St. Augustine. July 9, 1837. [4]pp. autograph letter, signed, on a folded folio sheet, addressed for mailing and with a circular "St. Augustine" postal stamp on the fourth page. Old folds. Remnants of wax seal on fourth page. Short, closed splits along a few folds, with no loss of paper or text. Very good. Item #WRCAM57704

A lengthy and informative letter from S.P. Anderson to United States Navy Captain David Conner, congratulating him on the birth of his son and offering insight on the prospects of finding a winter home in Florida. After some hearty and cheerful words of encouragement and advice to the new parents, Anderson offers a verbal tour of the homes around St. Augustine that might be for sale. Conner and his family lived in Philadelphia, and Anderson writes:

"I am gratified indeed to learn that you have some idea of spending your winters in Florida. I should suppose it most desirable to for you & Mrs. C both to avoid the severe weather of that season in the North. I believe you suffer from rheumatism, for which Mr. Waller[?] thinks he has found a certain remedy in a mineral spring at Pablo....The wooden [house] which you may remember...has been lately repaired, a piazza and some few other improvements made which have added to its appearance and comfort. The lot also is in good order and now full of mulberry and orange trees. It is now owned by Major Sykle whose increasing ill health I believe should induce him to sell it. He purchased it for $2000 & it was considered cheap in account of the vast number of trees – but I am not sure that the house would answer your purpose or rather your wishes. There is one tolerably sized sitting room downstairs, a small bedroom without fireplace and a narrow passage between back piazza and shed room. I have never been above, but believe it is something even less than a half story – one fireplace – you would I suppose here, consider yourselves almost as marooning...."
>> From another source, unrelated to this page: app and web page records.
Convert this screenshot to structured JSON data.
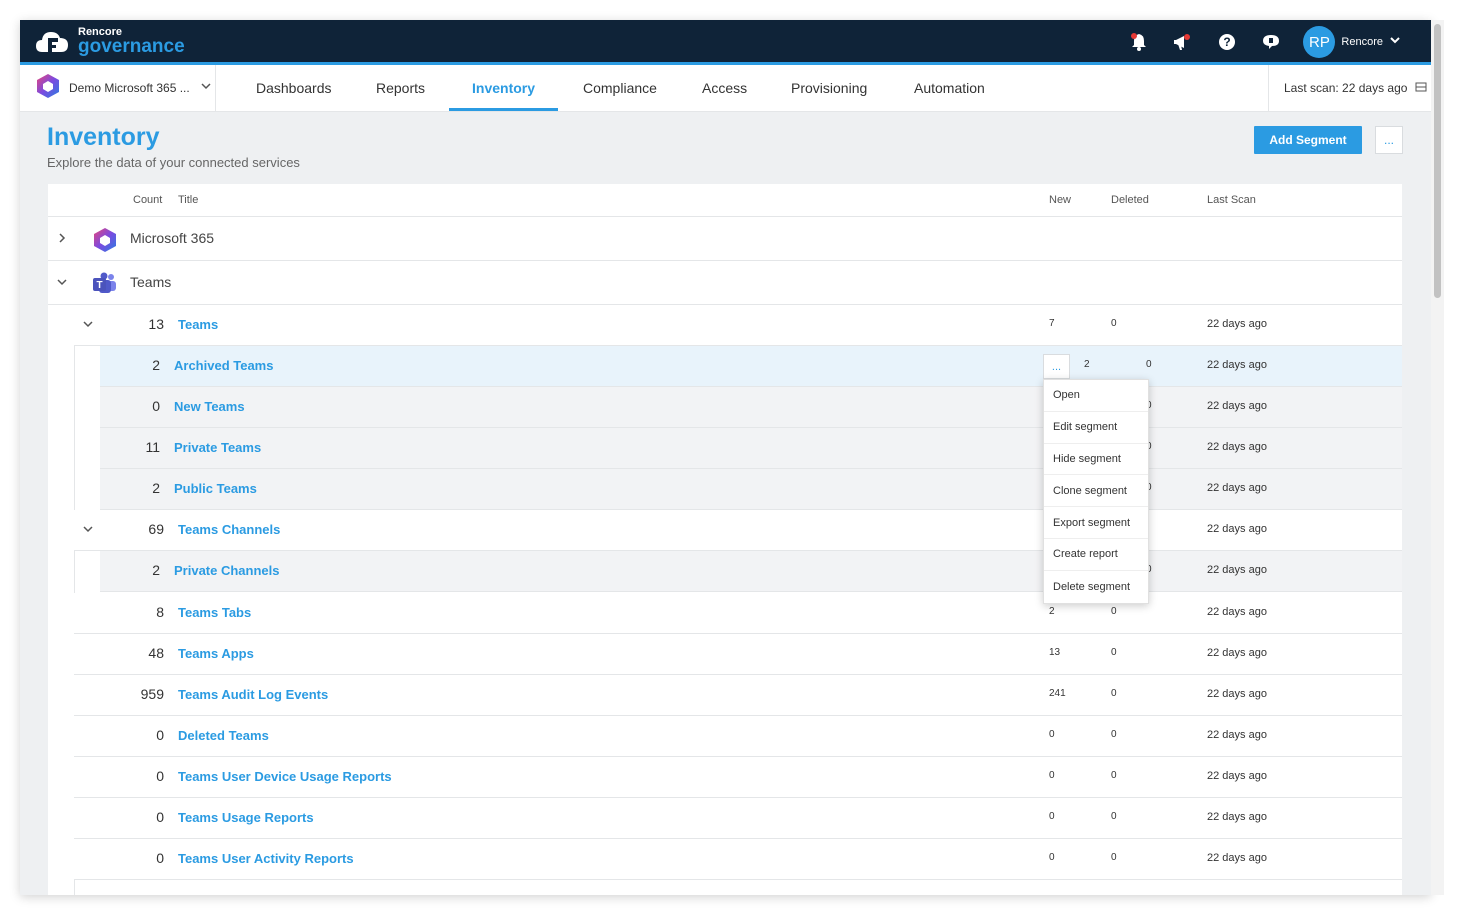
{
  "app": {
    "logo_small": "Rencore",
    "logo_big": "governance",
    "user_initials": "RP",
    "user_name": "Rencore"
  },
  "nav": {
    "tenant": "Demo Microsoft 365 ...",
    "tabs": [
      "Dashboards",
      "Reports",
      "Inventory",
      "Compliance",
      "Access",
      "Provisioning",
      "Automation"
    ],
    "active_tab": "Inventory",
    "last_scan_label": "Last scan:",
    "last_scan_value": "22 days ago"
  },
  "page": {
    "title": "Inventory",
    "subtitle": "Explore the data of your connected services",
    "add_button": "Add Segment",
    "more_button": "..."
  },
  "table": {
    "headers": {
      "count": "Count",
      "title": "Title",
      "new": "New",
      "deleted": "Deleted",
      "last_scan": "Last Scan"
    },
    "groups": [
      {
        "title": "Microsoft 365",
        "expanded": false
      },
      {
        "title": "Teams",
        "expanded": true
      }
    ],
    "rows": [
      {
        "count": "13",
        "title": "Teams",
        "new": "7",
        "deleted": "0",
        "scan": "22 days ago"
      },
      {
        "count": "2",
        "title": "Archived Teams",
        "new": "2",
        "deleted": "0",
        "scan": "22 days ago"
      },
      {
        "count": "0",
        "title": "New Teams",
        "new": "",
        "deleted": "0",
        "scan": "22 days ago"
      },
      {
        "count": "11",
        "title": "Private Teams",
        "new": "",
        "deleted": "0",
        "scan": "22 days ago"
      },
      {
        "count": "2",
        "title": "Public Teams",
        "new": "",
        "deleted": "0",
        "scan": "22 days ago"
      },
      {
        "count": "69",
        "title": "Teams Channels",
        "new": "",
        "deleted": "",
        "scan": "22 days ago"
      },
      {
        "count": "2",
        "title": "Private Channels",
        "new": "",
        "deleted": "0",
        "scan": "22 days ago"
      },
      {
        "count": "8",
        "title": "Teams Tabs",
        "new": "2",
        "deleted": "0",
        "scan": "22 days ago"
      },
      {
        "count": "48",
        "title": "Teams Apps",
        "new": "13",
        "deleted": "0",
        "scan": "22 days ago"
      },
      {
        "count": "959",
        "title": "Teams Audit Log Events",
        "new": "241",
        "deleted": "0",
        "scan": "22 days ago"
      },
      {
        "count": "0",
        "title": "Deleted Teams",
        "new": "0",
        "deleted": "0",
        "scan": "22 days ago"
      },
      {
        "count": "0",
        "title": "Teams User Device Usage Reports",
        "new": "0",
        "deleted": "0",
        "scan": "22 days ago"
      },
      {
        "count": "0",
        "title": "Teams Usage Reports",
        "new": "0",
        "deleted": "0",
        "scan": "22 days ago"
      },
      {
        "count": "0",
        "title": "Teams User Activity Reports",
        "new": "0",
        "deleted": "0",
        "scan": "22 days ago"
      }
    ],
    "row_menu_button": "..."
  },
  "context_menu": {
    "items": [
      "Open",
      "Edit segment",
      "Hide segment",
      "Clone segment",
      "Export segment",
      "Create report",
      "Delete segment"
    ]
  },
  "colors": {
    "accent": "#2b9be2",
    "topbar": "#0f2338"
  },
  "icons": [
    "bell-icon",
    "megaphone-icon",
    "help-icon",
    "feedback-icon",
    "chevron-down-icon",
    "chevron-right-icon",
    "m365-icon",
    "teams-icon",
    "scan-icon"
  ]
}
Anderson goes on to provide similar descriptions of several other homes, noting that "Houses are very much in demand" around St. Augustine. The demand for housing in Florida is perhaps surprising given the ongoing Second Seminole War – which at this early point had been progressing rather poorly for the United States military. Anderson alludes to the war briefly at the close of his letter, when he notes that he will "send the latest Herald, for I am always afraid to say anything about the war, one report contradicting another so quickly." The latter part of Anderson's letter discusses the election of Charles Dowling as Florida representative "by a very large majority," which meets with Anderson's approval as he considers Dowling "the only man in this territory worthy of succeeding [Joseph] White....He is employed in almost all the claims for losses in 1812-13 as well as those of the Indian war." Anderson himself appealed for losses sustained in 1812, and expresses a cautious optimism for their redress.
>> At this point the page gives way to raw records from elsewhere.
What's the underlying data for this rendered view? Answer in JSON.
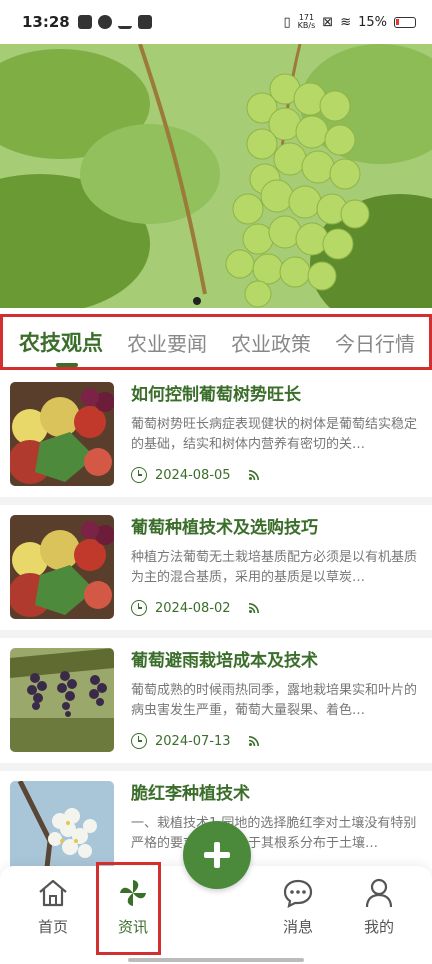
{
  "status_bar": {
    "time": "13:28",
    "net_speed": "171",
    "net_unit": "KB/s",
    "battery": "15%"
  },
  "tabs": [
    {
      "label": "农技观点",
      "active": true
    },
    {
      "label": "农业要闻",
      "active": false
    },
    {
      "label": "农业政策",
      "active": false
    },
    {
      "label": "今日行情",
      "active": false
    }
  ],
  "articles": [
    {
      "title": "如何控制葡萄树势旺长",
      "summary": "葡萄树势旺长病症表现健状的树体是葡萄结实稳定的基础，结实和树体内营养有密切的关…",
      "date": "2024-08-05",
      "thumb": "fruits"
    },
    {
      "title": "葡萄种植技术及选购技巧",
      "summary": "种植方法葡萄无土栽培基质配方必须是以有机基质为主的混合基质，采用的基质是以草炭…",
      "date": "2024-08-02",
      "thumb": "fruits"
    },
    {
      "title": "葡萄避雨栽培成本及技术",
      "summary": "葡萄成熟的时候雨热同季，露地栽培果实和叶片的病虫害发生严重，葡萄大量裂果、着色…",
      "date": "2024-07-13",
      "thumb": "grapes"
    },
    {
      "title": "脆红李种植技术",
      "summary": "一、栽植技术1.园地的选择脆红李对土壤没有特别严格的要求，但是由于其根系分布于土壤…",
      "date": "",
      "thumb": "blossom"
    }
  ],
  "bottom_nav": {
    "home": "首页",
    "news": "资讯",
    "messages": "消息",
    "mine": "我的"
  },
  "colors": {
    "accent": "#3b6e2b",
    "fab": "#4b8a3a",
    "highlight": "#d32f2f"
  }
}
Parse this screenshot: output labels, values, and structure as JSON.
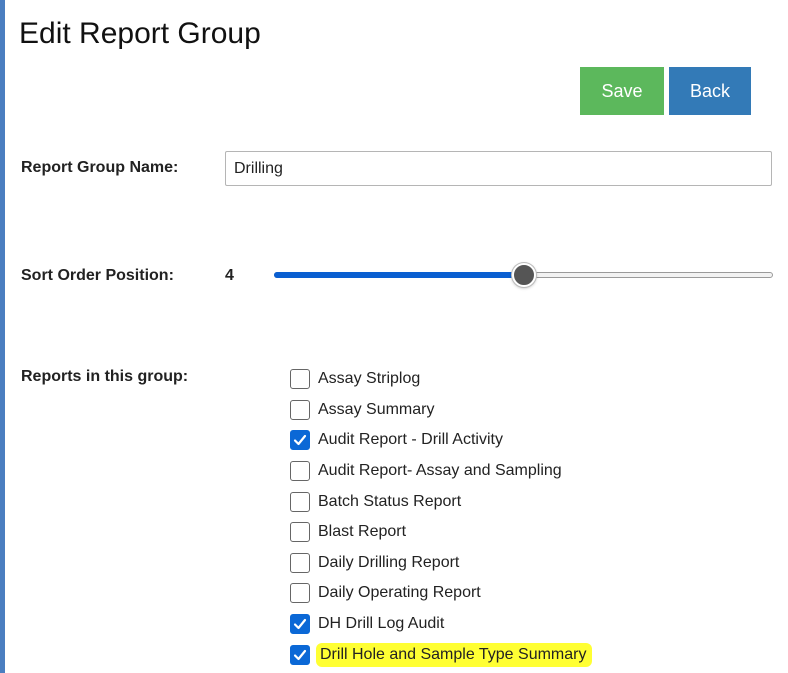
{
  "page": {
    "title": "Edit Report Group"
  },
  "toolbar": {
    "save_label": "Save",
    "back_label": "Back"
  },
  "colors": {
    "save_button": "#5cb85c",
    "back_button": "#337ab7",
    "checkbox_checked": "#0b68d6",
    "highlight": "#ffff33",
    "slider_fill": "#0a5fd1"
  },
  "form": {
    "name_label": "Report Group Name:",
    "name_value": "Drilling",
    "sort_label": "Sort Order Position:",
    "sort_value": "4",
    "sort_slider_fraction": 0.5,
    "reports_label": "Reports in this group:"
  },
  "reports": [
    {
      "label": "Assay Striplog",
      "checked": false,
      "highlighted": false
    },
    {
      "label": "Assay Summary",
      "checked": false,
      "highlighted": false
    },
    {
      "label": "Audit Report - Drill Activity",
      "checked": true,
      "highlighted": false
    },
    {
      "label": "Audit Report- Assay and Sampling",
      "checked": false,
      "highlighted": false
    },
    {
      "label": "Batch Status Report",
      "checked": false,
      "highlighted": false
    },
    {
      "label": "Blast Report",
      "checked": false,
      "highlighted": false
    },
    {
      "label": "Daily Drilling Report",
      "checked": false,
      "highlighted": false
    },
    {
      "label": "Daily Operating Report",
      "checked": false,
      "highlighted": false
    },
    {
      "label": "DH Drill Log Audit",
      "checked": true,
      "highlighted": false
    },
    {
      "label": "Drill Hole and Sample Type Summary",
      "checked": true,
      "highlighted": true
    }
  ]
}
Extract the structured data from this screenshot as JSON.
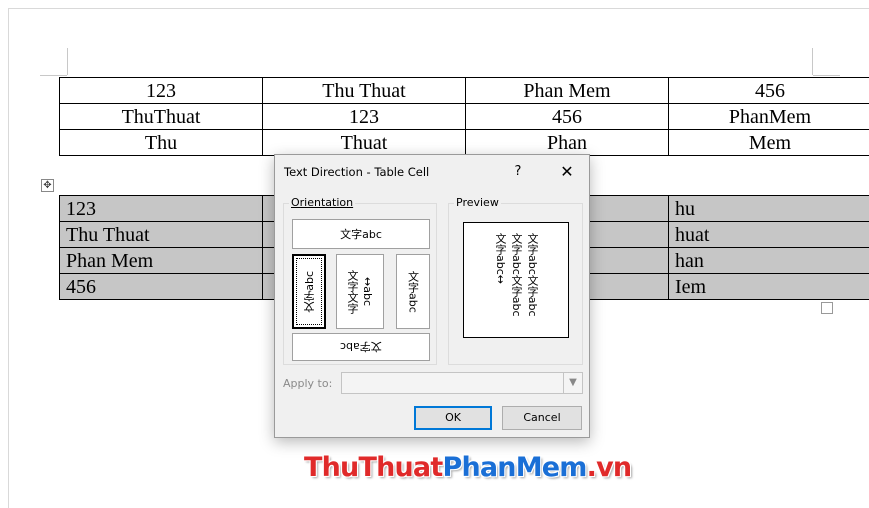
{
  "table_top": {
    "rows": [
      [
        "123",
        "Thu Thuat",
        "Phan Mem",
        "456"
      ],
      [
        "ThuThuat",
        "123",
        "456",
        "PhanMem"
      ],
      [
        "Thu",
        "Thuat",
        "Phan",
        "Mem"
      ]
    ]
  },
  "table_selected": {
    "col1": [
      "123",
      "Thu Thuat",
      "Phan Mem",
      "456"
    ],
    "col4": [
      "hu",
      "huat",
      "han",
      "Iem"
    ]
  },
  "dialog": {
    "title": "Text Direction - Table Cell",
    "help": "?",
    "close": "✕",
    "orientation_label": "Orientation",
    "preview_label": "Preview",
    "orientation_options": {
      "horizontal": "文字abc",
      "vertical_up": "文字abc",
      "stacked_a": "文字文字",
      "stacked_b": "↔abc",
      "vertical_down": "文字abc",
      "horizontal_flipped": "文字abc"
    },
    "preview_lines": [
      "文字abc文字abc",
      "文字abc文字abc",
      "文字abc↔"
    ],
    "apply_to_label": "Apply to:",
    "apply_to_value": "",
    "ok": "OK",
    "cancel": "Cancel"
  },
  "watermark": {
    "part1": "ThuThuat",
    "part2": "PhanMem",
    "part3": ".vn"
  },
  "icons": {
    "move_handle": "move-icon",
    "dropdown": "chevron-down-icon"
  }
}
The recipient of this letter, David Conner, was a noteworthy figure in the United States Navy in the early 19th century. During the War of 1812 he served on the Hornet and saw considerable action, eventually suffering grave wounds and capture as a prisoner of war. He returned to service after a prisoner exchange, and in the years between the war and this letter was steadily promoted until becoming a Captain. He is most well known for commanding the Home Squadron during the Mexican-American War, which included the unprecedented landing of 10,000 soldiers during the siege of Veracruz. His wife, whom Anderson affectionately refers to as "Mrs. C," was the daughter of Dr. Philip Syng Physick, known as the "Father of American Surgery." Appropriately enough, a slightly later pencil note on the address panel labels the contents as "Congratulations on my birth – PSPC;" that is, Philip Syng Physick Conner, the very child discussed in the letter. Philip would fight briefly for the Union during the Civil War as part of a Pennsylvania volunteer artillery regiment.
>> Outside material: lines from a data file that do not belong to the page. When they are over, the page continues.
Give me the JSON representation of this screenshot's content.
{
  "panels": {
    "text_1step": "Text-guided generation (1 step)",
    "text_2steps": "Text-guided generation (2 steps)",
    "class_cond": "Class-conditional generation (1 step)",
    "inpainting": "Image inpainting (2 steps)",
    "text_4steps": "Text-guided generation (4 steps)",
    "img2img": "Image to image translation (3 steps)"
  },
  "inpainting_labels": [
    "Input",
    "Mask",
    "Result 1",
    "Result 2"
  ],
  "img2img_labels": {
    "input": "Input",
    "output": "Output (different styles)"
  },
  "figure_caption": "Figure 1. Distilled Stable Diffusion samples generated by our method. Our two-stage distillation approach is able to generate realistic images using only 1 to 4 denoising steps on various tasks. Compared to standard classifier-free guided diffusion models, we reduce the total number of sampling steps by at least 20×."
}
An interesting and informative letter to an important American figure, with much content on Florida real estate and politics at the start of the Second Seminole War.